A good example is the great disparity in the accounts of the death of one member of the long-time Saud enemy, the Ar Rashid family. There are at least three radically different versions of the events leading to his demise, which agree only in that it occurred before dawn from gunshot wounds at a site known as Raudhat al Muhanna. Other uncertainties among a host include: Was the Riyadh exploit of January 1902 premeditated by Ibn Saud before his departure from Kuwait, or did he decide to attempt a coup only after the arrival of the troop at Ain Haradh? What were the true reasons for his apparently inopportune withdrawal from the Qasim in the spring of 1905 and his subsequent journey to al Hasa in August? Were the first attacks on the Hejaz in 1924 carefully orchestrated as most authors suggest, or were they haphazard as Philby insists?
Was his long association with the British only a ploy to insure their support and to gain a subsidy? It is clear that his relation with at least two and perhaps several British officials was truly that of friendship and regard. Yet in the First World War he avoided an active role in support of the Allies, and in the Second remained uncommitted until the outcome was clear.
I attempt to point out differences in the published accounts of some of the decisive moments in the life of this man and have assembled a number of the comments about and descriptions of his aspect and character. One thing is certain. All of his actions were intended to safeguard his dynasty against any eventuality. He used every means his superior intellect could devise and exercised all of his well-documented charisma to that end. The state he founded has endured for a century, and is still guided by his offspring, who hold their father and his achievements in deep respect. The religious tenets he espoused are to this day the law of the land.
While collating information from publications about the man and his exploits, I found understandable diversity in the motivations ascribed his actions and deeds but could not comprehend the reasons for differences in affirmations of fact. For example, until recently Ibn Saud's birth was widely accepted to have been in the year 1880, although two contemporaries who talked with him and later wrote about their experiences, Gertrude Bell and Amin Rihani, indicate without ambiguity that the year was 1876. Lacey must be commended for obtaining confirmation of this date. But like other authors he overlooks explicit statements about the age of the Saudi ruler in these earlier publications, although quoting from both of them on other matters.

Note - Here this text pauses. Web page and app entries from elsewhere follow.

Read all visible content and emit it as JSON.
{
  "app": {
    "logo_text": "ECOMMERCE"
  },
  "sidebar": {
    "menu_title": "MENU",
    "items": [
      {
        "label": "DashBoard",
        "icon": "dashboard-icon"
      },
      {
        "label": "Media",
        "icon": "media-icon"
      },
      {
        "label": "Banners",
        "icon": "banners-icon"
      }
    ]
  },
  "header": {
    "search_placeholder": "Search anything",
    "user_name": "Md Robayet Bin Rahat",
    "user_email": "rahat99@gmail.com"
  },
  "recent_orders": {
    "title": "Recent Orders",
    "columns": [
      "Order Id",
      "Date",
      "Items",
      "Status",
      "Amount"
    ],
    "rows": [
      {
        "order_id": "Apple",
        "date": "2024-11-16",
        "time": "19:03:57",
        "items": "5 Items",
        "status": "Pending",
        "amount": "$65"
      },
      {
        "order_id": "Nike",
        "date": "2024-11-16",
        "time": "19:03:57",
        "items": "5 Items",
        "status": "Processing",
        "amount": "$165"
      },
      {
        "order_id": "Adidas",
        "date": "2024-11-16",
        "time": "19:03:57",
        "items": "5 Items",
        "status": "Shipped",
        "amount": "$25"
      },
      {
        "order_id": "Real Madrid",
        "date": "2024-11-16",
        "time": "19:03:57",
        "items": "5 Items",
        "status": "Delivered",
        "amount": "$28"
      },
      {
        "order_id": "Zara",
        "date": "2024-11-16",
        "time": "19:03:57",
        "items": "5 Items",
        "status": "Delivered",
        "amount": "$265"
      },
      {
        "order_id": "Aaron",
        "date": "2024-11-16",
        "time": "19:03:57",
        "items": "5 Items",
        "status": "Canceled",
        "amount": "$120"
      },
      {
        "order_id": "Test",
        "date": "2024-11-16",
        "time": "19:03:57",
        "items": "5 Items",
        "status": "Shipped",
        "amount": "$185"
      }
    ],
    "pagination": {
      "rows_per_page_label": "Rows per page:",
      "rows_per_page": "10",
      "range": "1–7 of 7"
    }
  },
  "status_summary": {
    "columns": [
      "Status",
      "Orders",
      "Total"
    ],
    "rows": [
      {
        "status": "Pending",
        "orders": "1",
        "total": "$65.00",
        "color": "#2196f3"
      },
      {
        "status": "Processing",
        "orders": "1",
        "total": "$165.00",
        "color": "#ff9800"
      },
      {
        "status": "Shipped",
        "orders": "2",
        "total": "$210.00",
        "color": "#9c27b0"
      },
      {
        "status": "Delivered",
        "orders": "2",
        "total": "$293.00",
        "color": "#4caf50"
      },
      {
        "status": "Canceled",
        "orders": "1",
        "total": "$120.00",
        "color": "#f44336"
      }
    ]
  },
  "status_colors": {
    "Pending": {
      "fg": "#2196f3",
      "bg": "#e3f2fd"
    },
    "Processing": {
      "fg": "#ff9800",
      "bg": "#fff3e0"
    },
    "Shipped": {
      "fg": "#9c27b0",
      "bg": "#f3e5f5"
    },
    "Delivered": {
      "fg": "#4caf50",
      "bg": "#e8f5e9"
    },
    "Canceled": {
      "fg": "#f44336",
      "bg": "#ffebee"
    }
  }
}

I found it expedient in recounting the achievements of this remarkable man to discuss the Saudi state during Ibn Saud's lifetime - its nature, growth, and survival in spite of grave difficulties. His masterly handling of foreign relations is reviewed at some length. I relate how the first concessions were acquired and the effects of the discovery of oil in commercial quantities on the economy of this then mainly pastoral state, for without the exploitation of this vast store of energy his sons would not govern today.
The third and last portion of the main text is an attempt to depict the man as his contemporaries saw him and to evaluate his work. It is followed by notes enlarging on or explaining thirty-one items of interest. Three essays to enlighten the general reader and seven brief biographies or sketches of contemporaries important in Ibn Saud's career are appended along with an annotated bibliography. In this work, judgments regarding the man and opinions concerning the writings about him and his contemporaries are my own. Quantum animis erroris in est.